▶ _Dataset excerpts_
== == ==

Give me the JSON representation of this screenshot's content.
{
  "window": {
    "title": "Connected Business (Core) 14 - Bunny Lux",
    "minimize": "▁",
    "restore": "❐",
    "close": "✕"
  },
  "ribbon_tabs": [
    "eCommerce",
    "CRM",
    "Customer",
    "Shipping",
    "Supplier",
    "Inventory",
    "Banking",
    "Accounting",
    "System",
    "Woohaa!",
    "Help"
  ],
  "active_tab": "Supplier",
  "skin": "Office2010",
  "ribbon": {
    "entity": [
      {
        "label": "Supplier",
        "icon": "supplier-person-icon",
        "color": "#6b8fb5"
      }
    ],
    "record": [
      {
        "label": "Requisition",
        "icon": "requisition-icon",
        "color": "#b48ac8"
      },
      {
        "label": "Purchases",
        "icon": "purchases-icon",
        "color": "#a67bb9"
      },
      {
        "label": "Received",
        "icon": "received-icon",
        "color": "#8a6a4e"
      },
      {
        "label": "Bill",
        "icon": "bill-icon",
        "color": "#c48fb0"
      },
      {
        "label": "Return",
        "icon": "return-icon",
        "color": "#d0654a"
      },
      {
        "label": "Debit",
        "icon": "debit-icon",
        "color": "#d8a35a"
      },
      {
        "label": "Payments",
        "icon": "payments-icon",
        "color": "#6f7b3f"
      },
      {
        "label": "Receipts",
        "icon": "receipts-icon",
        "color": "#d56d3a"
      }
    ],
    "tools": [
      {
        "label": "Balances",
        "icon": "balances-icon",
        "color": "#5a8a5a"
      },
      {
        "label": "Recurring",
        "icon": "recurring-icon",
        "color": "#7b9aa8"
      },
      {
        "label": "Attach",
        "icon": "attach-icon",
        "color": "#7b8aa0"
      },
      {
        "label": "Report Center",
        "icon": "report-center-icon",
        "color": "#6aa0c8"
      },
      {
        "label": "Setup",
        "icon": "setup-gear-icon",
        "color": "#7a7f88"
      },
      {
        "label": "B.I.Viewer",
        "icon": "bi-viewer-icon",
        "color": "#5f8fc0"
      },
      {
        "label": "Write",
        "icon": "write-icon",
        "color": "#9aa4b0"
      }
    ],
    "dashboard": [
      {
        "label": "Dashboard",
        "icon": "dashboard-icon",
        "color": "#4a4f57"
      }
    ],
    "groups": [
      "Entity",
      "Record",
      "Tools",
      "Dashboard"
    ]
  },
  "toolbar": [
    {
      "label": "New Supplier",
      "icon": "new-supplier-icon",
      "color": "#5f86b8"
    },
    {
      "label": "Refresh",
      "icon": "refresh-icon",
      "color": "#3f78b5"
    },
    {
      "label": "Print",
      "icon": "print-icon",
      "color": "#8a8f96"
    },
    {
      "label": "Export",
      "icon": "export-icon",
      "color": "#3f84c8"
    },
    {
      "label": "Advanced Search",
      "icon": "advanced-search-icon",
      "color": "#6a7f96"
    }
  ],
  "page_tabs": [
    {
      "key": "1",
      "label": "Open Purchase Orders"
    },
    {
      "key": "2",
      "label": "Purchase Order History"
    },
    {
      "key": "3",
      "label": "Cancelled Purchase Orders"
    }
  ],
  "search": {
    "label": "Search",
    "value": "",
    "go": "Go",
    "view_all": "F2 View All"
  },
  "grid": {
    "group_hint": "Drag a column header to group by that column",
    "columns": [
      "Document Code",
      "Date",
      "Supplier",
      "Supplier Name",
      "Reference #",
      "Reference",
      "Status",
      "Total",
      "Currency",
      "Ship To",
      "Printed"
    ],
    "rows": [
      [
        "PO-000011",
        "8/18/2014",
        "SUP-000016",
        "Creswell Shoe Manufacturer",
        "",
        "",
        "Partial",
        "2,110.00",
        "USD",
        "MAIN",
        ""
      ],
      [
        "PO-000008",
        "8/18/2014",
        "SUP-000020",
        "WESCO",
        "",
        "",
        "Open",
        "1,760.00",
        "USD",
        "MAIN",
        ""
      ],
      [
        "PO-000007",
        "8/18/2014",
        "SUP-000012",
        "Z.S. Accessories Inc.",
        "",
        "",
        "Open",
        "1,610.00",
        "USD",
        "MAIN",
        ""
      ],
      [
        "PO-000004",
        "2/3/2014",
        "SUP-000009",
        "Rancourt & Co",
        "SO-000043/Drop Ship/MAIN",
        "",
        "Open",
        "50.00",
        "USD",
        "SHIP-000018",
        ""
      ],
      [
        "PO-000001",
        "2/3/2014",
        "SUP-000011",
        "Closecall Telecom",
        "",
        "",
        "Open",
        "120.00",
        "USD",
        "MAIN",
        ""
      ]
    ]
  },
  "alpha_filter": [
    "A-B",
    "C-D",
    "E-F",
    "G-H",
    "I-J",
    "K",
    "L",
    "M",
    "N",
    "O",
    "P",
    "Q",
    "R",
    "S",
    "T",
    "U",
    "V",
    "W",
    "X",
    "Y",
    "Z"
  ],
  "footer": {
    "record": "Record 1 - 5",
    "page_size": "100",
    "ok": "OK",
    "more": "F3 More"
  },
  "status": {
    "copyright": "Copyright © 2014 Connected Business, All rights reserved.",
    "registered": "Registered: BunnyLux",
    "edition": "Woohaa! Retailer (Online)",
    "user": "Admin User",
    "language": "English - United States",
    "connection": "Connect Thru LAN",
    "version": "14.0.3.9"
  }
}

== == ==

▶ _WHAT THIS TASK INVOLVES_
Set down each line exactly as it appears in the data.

▶ _RESPONSE TO THE TASK_
Give me the JSON representation of this screenshot's content.
{
  "window": {
    "title": "Connected Business (Core) 14 - Bunny Lux",
    "minimize": "▁",
    "restore": "❐",
    "close": "✕"
  },
  "ribbon_tabs": [
    "eCommerce",
    "CRM",
    "Customer",
    "Shipping",
    "Supplier",
    "Inventory",
    "Banking",
    "Accounting",
    "System",
    "Woohaa!",
    "Help"
  ],
  "active_tab": "Supplier",
  "skin": "Office2010",
  "ribbon": {
    "entity": [
      {
        "label": "Supplier",
        "icon": "supplier-person-icon",
        "color": "#6b8fb5"
      }
    ],
    "record": [
      {
        "label": "Requisition",
        "icon": "requisition-icon",
        "color": "#b48ac8"
      },
      {
        "label": "Purchases",
        "icon": "purchases-icon",
        "color": "#a67bb9"
      },
      {
        "label": "Received",
        "icon": "received-icon",
        "color": "#8a6a4e"
      },
      {
        "label": "Bill",
        "icon": "bill-icon",
        "color": "#c48fb0"
      },
      {
        "label": "Return",
        "icon": "return-icon",
        "color": "#d0654a"
      },
      {
        "label": "Debit",
        "icon": "debit-icon",
        "color": "#d8a35a"
      },
      {
        "label": "Payments",
        "icon": "payments-icon",
        "color": "#6f7b3f"
      },
      {
        "label": "Receipts",
        "icon": "receipts-icon",
        "color": "#d56d3a"
      }
    ],
    "tools": [
      {
        "label": "Balances",
        "icon": "balances-icon",
        "color": "#5a8a5a"
      },
      {
        "label": "Recurring",
        "icon": "recurring-icon",
        "color": "#7b9aa8"
      },
      {
        "label": "Attach",
        "icon": "attach-icon",
        "color": "#7b8aa0"
      },
      {
        "label": "Report Center",
        "icon": "report-center-icon",
        "color": "#6aa0c8"
      },
      {
        "label": "Setup",
        "icon": "setup-gear-icon",
        "color": "#7a7f88"
      },
      {
        "label": "B.I.Viewer",
        "icon": "bi-viewer-icon",
        "color": "#5f8fc0"
      },
      {
        "label": "Write",
        "icon": "write-icon",
        "color": "#9aa4b0"
      }
    ],
    "dashboard": [
      {
        "label": "Dashboard",
        "icon": "dashboard-icon",
        "color": "#4a4f57"
      }
    ],
    "groups": [
      "Entity",
      "Record",
      "Tools",
      "Dashboard"
    ]
  },
  "toolbar": [
    {
      "label": "New Supplier",
      "icon": "new-supplier-icon",
      "color": "#5f86b8"
    },
    {
      "label": "Refresh",
      "icon": "refresh-icon",
      "color": "#3f78b5"
    },
    {
      "label": "Print",
      "icon": "print-icon",
      "color": "#8a8f96"
    },
    {
      "label": "Export",
      "icon": "export-icon",
      "color": "#3f84c8"
    },
    {
      "label": "Advanced Search",
      "icon": "advanced-search-icon",
      "color": "#6a7f96"
    }
  ],
  "page_tabs": [
    {
      "key": "1",
      "label": "Open Purchase Orders"
    },
    {
      "key": "2",
      "label": "Purchase Order History"
    },
    {
      "key": "3",
      "label": "Cancelled Purchase Orders"
    }
  ],
  "search": {
    "label": "Search",
    "value": "",
    "go": "Go",
    "view_all": "F2 View All"
  },
  "grid": {
    "group_hint": "Drag a column header to group by that column",
    "columns": [
      "Document Code",
      "Date",
      "Supplier",
      "Supplier Name",
      "Reference #",
      "Reference",
      "Status",
      "Total",
      "Currency",
      "Ship To",
      "Printed"
    ],
    "rows": [
      [
        "PO-000011",
        "8/18/2014",
        "SUP-000016",
        "Creswell Shoe Manufacturer",
        "",
        "",
        "Partial",
        "2,110.00",
        "USD",
        "MAIN",
        ""
      ],
      [
        "PO-000008",
        "8/18/2014",
        "SUP-000020",
        "WESCO",
        "",
        "",
        "Open",
        "1,760.00",
        "USD",
        "MAIN",
        ""
      ],
      [
        "PO-000007",
        "8/18/2014",
        "SUP-000012",
        "Z.S. Accessories Inc.",
        "",
        "",
        "Open",
        "1,610.00",
        "USD",
        "MAIN",
        ""
      ],
      [
        "PO-000004",
        "2/3/2014",
        "SUP-000009",
        "Rancourt & Co",
        "SO-000043/Drop Ship/MAIN",
        "",
        "Open",
        "50.00",
        "USD",
        "SHIP-000018",
        ""
      ],
      [
        "PO-000001",
        "2/3/2014",
        "SUP-000011",
        "Closecall Telecom",
        "",
        "",
        "Open",
        "120.00",
        "USD",
        "MAIN",
        ""
      ]
    ]
  },
  "alpha_filter": [
    "A-B",
    "C-D",
    "E-F",
    "G-H",
    "I-J",
    "K",
    "L",
    "M",
    "N",
    "O",
    "P",
    "Q",
    "R",
    "S",
    "T",
    "U",
    "V",
    "W",
    "X",
    "Y",
    "Z"
  ],
  "footer": {
    "record": "Record 1 - 5",
    "page_size": "100",
    "ok": "OK",
    "more": "F3 More"
  },
  "status": {
    "copyright": "Copyright © 2014 Connected Business, All rights reserved.",
    "registered": "Registered: BunnyLux",
    "edition": "Woohaa! Retailer (Online)",
    "user": "Admin User",
    "language": "English - United States",
    "connection": "Connect Thru LAN",
    "version": "14.0.3.9"
  }
}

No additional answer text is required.